Research output: Contribution to Journal/MagazineJournal articlepeer-review

<mark>Journal publication date</mark>10/2013
<mark>Journal</mark>Economic Affairs
Issue number3
Number of pages7
Pages (from-to)327-333
Publication StatusPublished
<mark>Original language</mark>English

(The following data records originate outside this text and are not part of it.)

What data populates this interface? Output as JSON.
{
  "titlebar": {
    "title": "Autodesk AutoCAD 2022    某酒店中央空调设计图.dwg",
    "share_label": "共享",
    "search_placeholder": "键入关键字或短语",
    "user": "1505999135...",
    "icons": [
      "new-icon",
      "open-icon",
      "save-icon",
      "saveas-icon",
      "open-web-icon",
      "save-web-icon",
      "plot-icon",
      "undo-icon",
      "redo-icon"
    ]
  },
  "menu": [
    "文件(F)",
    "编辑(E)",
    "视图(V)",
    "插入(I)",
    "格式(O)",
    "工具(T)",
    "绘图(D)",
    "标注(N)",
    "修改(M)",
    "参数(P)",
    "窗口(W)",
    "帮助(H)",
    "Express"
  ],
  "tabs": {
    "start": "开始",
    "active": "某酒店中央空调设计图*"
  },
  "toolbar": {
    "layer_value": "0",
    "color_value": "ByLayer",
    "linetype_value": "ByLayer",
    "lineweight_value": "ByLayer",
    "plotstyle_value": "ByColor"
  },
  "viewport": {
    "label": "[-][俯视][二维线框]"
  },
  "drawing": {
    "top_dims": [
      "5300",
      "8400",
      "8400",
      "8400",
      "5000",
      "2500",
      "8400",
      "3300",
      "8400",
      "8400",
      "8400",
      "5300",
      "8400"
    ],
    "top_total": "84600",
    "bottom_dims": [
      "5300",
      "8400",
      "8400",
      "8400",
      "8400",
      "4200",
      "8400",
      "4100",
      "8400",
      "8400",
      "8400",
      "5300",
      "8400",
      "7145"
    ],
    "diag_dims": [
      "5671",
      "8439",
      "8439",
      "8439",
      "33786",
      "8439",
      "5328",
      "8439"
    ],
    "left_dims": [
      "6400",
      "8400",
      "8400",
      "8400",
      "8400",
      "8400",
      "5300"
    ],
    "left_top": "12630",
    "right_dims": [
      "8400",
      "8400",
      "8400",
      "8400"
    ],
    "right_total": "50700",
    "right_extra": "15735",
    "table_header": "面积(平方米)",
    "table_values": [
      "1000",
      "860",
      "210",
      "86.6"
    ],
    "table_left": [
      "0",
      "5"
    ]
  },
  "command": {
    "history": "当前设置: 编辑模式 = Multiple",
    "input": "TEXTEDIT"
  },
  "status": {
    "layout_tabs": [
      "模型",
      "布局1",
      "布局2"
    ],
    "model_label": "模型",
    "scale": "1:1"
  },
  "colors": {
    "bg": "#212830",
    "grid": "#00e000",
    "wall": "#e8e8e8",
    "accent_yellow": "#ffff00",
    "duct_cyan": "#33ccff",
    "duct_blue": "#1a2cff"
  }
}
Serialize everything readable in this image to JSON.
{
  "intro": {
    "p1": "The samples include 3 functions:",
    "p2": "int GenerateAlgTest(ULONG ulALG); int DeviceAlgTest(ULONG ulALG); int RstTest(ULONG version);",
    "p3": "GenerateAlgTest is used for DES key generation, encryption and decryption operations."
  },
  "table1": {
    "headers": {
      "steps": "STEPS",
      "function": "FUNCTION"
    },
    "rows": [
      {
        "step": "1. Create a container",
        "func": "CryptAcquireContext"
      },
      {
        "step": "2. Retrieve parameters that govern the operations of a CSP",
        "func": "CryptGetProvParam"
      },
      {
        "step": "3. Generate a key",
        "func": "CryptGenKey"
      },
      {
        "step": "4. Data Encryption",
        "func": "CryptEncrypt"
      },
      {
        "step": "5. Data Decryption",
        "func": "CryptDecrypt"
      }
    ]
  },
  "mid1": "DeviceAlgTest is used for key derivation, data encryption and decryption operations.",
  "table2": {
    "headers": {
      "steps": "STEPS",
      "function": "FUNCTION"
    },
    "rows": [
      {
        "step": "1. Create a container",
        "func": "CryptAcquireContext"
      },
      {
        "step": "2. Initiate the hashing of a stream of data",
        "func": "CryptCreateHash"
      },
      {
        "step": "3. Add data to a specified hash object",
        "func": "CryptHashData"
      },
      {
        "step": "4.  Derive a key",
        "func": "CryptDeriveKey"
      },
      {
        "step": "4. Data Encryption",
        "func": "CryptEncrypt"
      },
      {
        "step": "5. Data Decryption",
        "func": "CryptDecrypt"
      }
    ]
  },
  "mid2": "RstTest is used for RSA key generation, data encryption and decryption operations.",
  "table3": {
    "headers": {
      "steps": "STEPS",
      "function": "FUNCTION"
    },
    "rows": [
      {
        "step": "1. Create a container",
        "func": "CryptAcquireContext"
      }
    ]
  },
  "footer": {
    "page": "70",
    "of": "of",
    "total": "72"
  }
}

Events in the wake of the ‘credit crunch’ can be understood only against institutional structures within which interdependent monetary and fiscal policy are administered. In the eurozone, the attempt to keep a central monetary authority (together with its associated national central banks) independent from seventeen diverse fiscal authorities was flawed. When sovereign debt approaches unmanageable levels, the Maastricht Treaty presents austerity as the single option. In the UK, the electorate has an opportunity to choose between monetary financing (inflation) and fiscal consolidation (austerity). Policy choices within the eurozone and the UK are set against Keynes’s focus on unemployment and more recent concerns to retain (or restore) price and/or financial stability.